I love your “silky” burp cloths and have tried making a few myself, but I can’t find a silky fabric that doesn’t get weird spots on it when washed. What fabric did you use? Does it require special washing? I’m hoping to find something that won’t look to awful after being tossed in the wash with everything else, who wants to have to wash their burp cloths (cute as they may be) separately?!
Thanks so much!
All of the “silk” fabric that I use comes from standard shops like Joann, Hobby Lobby, etc. It’s made of polyester or nylon so it can be washed in the washing machine. But as you mentioned….yes, I’ve had that very thing happen before—“water spots” on the fabric. I haven’t noticed any rhyme or reason to it. Some fabrics I’ve washed in the machine are fine; some have spots here or there. The best answer is to test a small piece of fabric first by spraying it with water and ironing to see how it reacts. Of course water spots don’t always show up everywhere on fabric, so that might not be a true representation. So I guess what I’m saying is that I don’t have a definitive answer. How’s that? But the good news is….if you’re making burp cloths, they only require a small rectangle of fabric. So if water spots have shown up on your fabric, you should still have enough to cut a small burp cloth. And at the end of the day, poly silk is cheap. You can always buy more!
A little over a year ago I was given my first sewing machine and
stumbled into the world of homemade goodies and DIY. However, I get so overwhelmed and lost at the immense amount of things out there that I feel I need to tackle! Where should I start?
Kaylee, I think you just summed up how many people feel about the amount of projects in blogland. Everyday a new one pops up; everyday you feel like you want to (or should?) try it out. Pinterest only complicates the matter by stockpiling your to-do list with endless projects and pretty pictures.
But here’s the reality….we’re not all doing all the projects we pin and dream about it. There just isn’t enough time in the day for anyone. So if you’re ready for a project but feel overwhelmed, start simple. And start with something that actually sounds fun to you–not something that you feel you should do—or something that everyone is making so you should jump on the bandwagon.
Sewing and creating is about having fun. And if your schedule is too packed to make something this month, no sweat! You can make something when you have more time. Of course once you start sewing, you may find it addicting and your creative fire will be fueled. Then you just can’t help but keep working on projects.
If you need a place to start, here are 4 very simple projects:
• The simple skirt. This is an excellent project for any beginner (or advanced sewer too). They’re fun, fast, and you might be able to make one in 15 minutes when you get the science of it down!
• Sprinkle shirts. These are easy to take along with you to the park. If your only free time is when the kids run around then a portable project is great for everyone. They play; you have fun creative time.
• Pillowcases.

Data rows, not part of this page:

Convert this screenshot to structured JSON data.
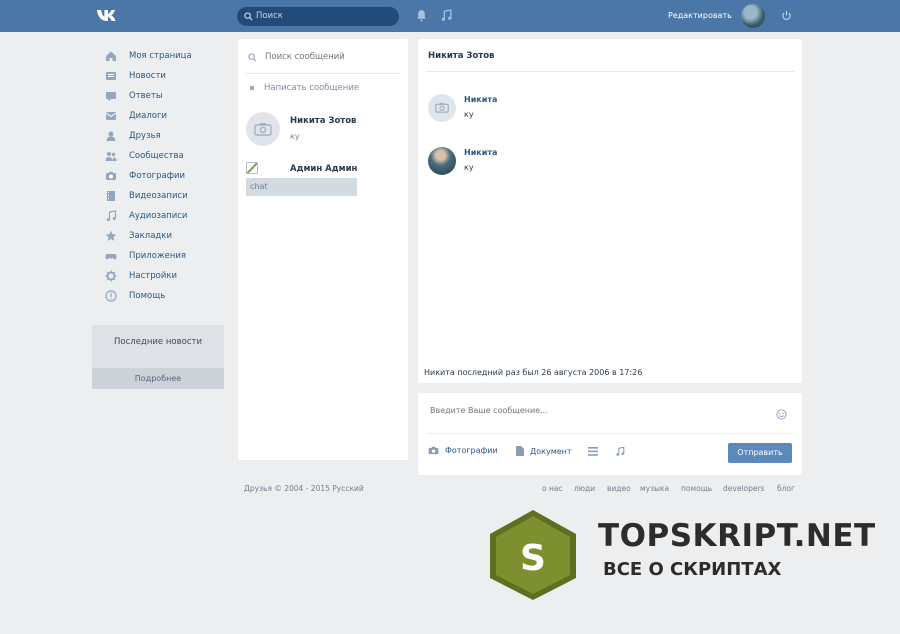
{
  "header": {
    "search_placeholder": "Поиск",
    "user_name": "Редактировать"
  },
  "sidebar": {
    "items": [
      {
        "label": "Моя страница",
        "icon": "home-icon"
      },
      {
        "label": "Новости",
        "icon": "news-icon"
      },
      {
        "label": "Ответы",
        "icon": "feedback-icon"
      },
      {
        "label": "Диалоги",
        "icon": "messages-icon"
      },
      {
        "label": "Друзья",
        "icon": "user-icon"
      },
      {
        "label": "Сообщества",
        "icon": "groups-icon"
      },
      {
        "label": "Фотографии",
        "icon": "camera-icon"
      },
      {
        "label": "Видеозаписи",
        "icon": "film-icon"
      },
      {
        "label": "Аудиозаписи",
        "icon": "music-icon"
      },
      {
        "label": "Закладки",
        "icon": "star-icon"
      },
      {
        "label": "Приложения",
        "icon": "gamepad-icon"
      },
      {
        "label": "Настройки",
        "icon": "gear-icon"
      },
      {
        "label": "Помощь",
        "icon": "help-icon"
      }
    ],
    "news_box": {
      "title": "Последние новости",
      "button": "Подробнее"
    }
  },
  "dialogs": {
    "search_placeholder": "Поиск сообщений",
    "write_label": "Написать сообщение",
    "items": [
      {
        "name": "Никита Зотов",
        "preview": "ку"
      },
      {
        "name": "Админ Админ",
        "preview": "chat"
      }
    ]
  },
  "chat": {
    "title": "Никита Зотов",
    "messages": [
      {
        "author": "Никита",
        "text": "ку"
      },
      {
        "author": "Никита",
        "text": "ку"
      }
    ],
    "last_seen": "Никита последний раз был 26 августа 2006 в 17:26"
  },
  "composer": {
    "placeholder": "Введите Ваше сообщение...",
    "attach_photo": "Фотографии",
    "attach_doc": "Документ",
    "send_label": "Отправить"
  },
  "footer": {
    "copyright": "Друзья © 2004 - 2015  Русский",
    "links": [
      "о нас",
      "люди",
      "видео",
      "музыка",
      "помощь",
      "developers",
      "блог"
    ]
  },
  "watermark": {
    "letter": "S",
    "title": "TOPSKRIPT.NET",
    "subtitle": "ВСЕ О СКРИПТАХ"
  },
  "colors": {
    "header": "#4a76a8",
    "page_bg": "#edeef0",
    "send_button": "#5b88bd",
    "watermark_green": "#7d8f2e"
  }
}
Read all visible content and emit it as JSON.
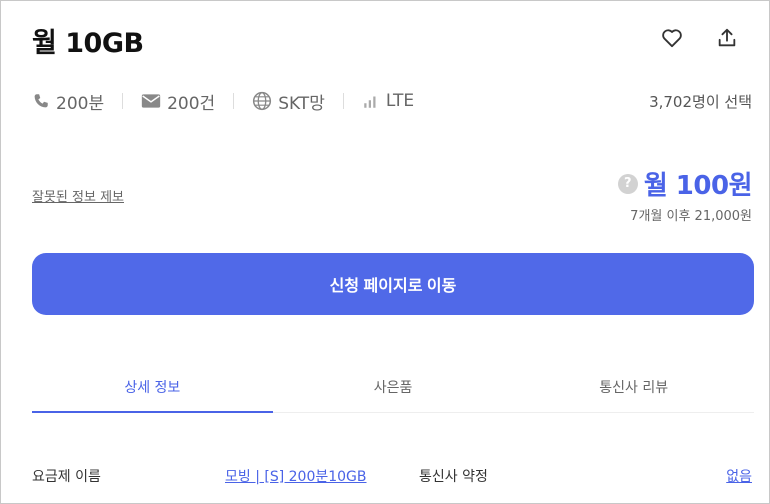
{
  "header": {
    "title": "월 10GB"
  },
  "icons": {
    "heart": "heart-icon",
    "share": "share-icon"
  },
  "specs": {
    "call": "200분",
    "sms": "200건",
    "network": "SKT망",
    "type": "LTE"
  },
  "selected_count": "3,702명이 선택",
  "report_link": "잘못된 정보 제보",
  "price": {
    "help": "?",
    "main": "월 100원",
    "after": "7개월 이후 21,000원"
  },
  "apply_button": "신청 페이지로 이동",
  "tabs": [
    {
      "label": "상세 정보",
      "active": true
    },
    {
      "label": "사은품",
      "active": false
    },
    {
      "label": "통신사 리뷰",
      "active": false
    }
  ],
  "detail": {
    "plan_name_label": "요금제 이름",
    "plan_name_value": "모빙 | [S] 200분10GB",
    "contract_label": "통신사 약정",
    "contract_value": "없음"
  },
  "colors": {
    "accent": "#4a63e7",
    "button": "#5069e8"
  }
}
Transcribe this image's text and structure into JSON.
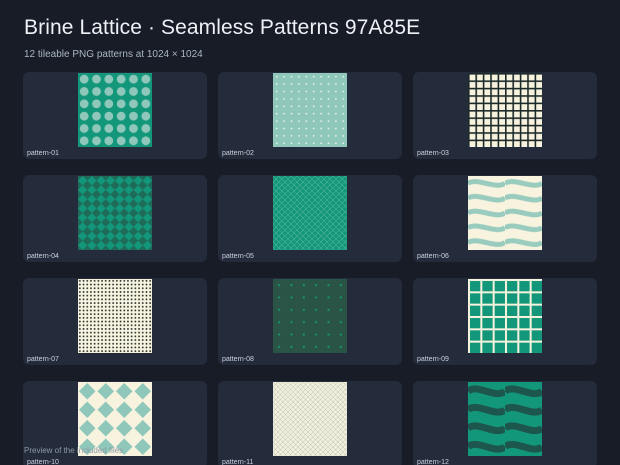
{
  "header": {
    "title": "Brine Lattice · Seamless Patterns 97A85E",
    "subtitle": "12 tileable PNG patterns at 1024 × 1024"
  },
  "patterns": [
    {
      "label": "pattern-01"
    },
    {
      "label": "pattern-02"
    },
    {
      "label": "pattern-03"
    },
    {
      "label": "pattern-04"
    },
    {
      "label": "pattern-05"
    },
    {
      "label": "pattern-06"
    },
    {
      "label": "pattern-07"
    },
    {
      "label": "pattern-08"
    },
    {
      "label": "pattern-09"
    },
    {
      "label": "pattern-10"
    },
    {
      "label": "pattern-11"
    },
    {
      "label": "pattern-12"
    }
  ],
  "footer": {
    "note": "Preview of the included files"
  },
  "colors": {
    "background": "#171c27",
    "card": "#242b3b",
    "teal": "#13977a",
    "mint": "#8fc7bb",
    "cream": "#f7f3de",
    "dark_green": "#2a5445",
    "ink": "#1d2a2a"
  }
}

Another sewing 101 project for anyone to enjoy. Make pillowcases for your kids, for friends’ birthdays, for a charity.
• No Sew Flowers. These don’t even require a sewing machine! Maybe your kids can get involved in the process too.
Lastly, the best way to feel motivated is to hear good motivating stories. I love it when you guys email me about your sewing successes, and not because you’ve tried out my particular tutorial. But because it’s really fun to see the excitement bursting out of you. It’s cool to watch people discover new talents and creative thrills.
So here’s a little sewing story for the day:
Last night, I waited until everyone went to bed and I worked from 11pm til 4am. Yes, it took me so long because I either stopped to read the manual on how to re-thread my machine, or run to the bathroom to cry and look in the mirror and tell myself I could do it….
But, I did it! I am so proud! Thank you. My girls were so pleased that they wore their little skirts with no so straight stitching lines to school.
If Emma can do it, so can you!
Have fun sewing, crafting, cooking, taking care of kids, driving a carpool, working full-time, being a grandma, or doing whatever your specialty is today!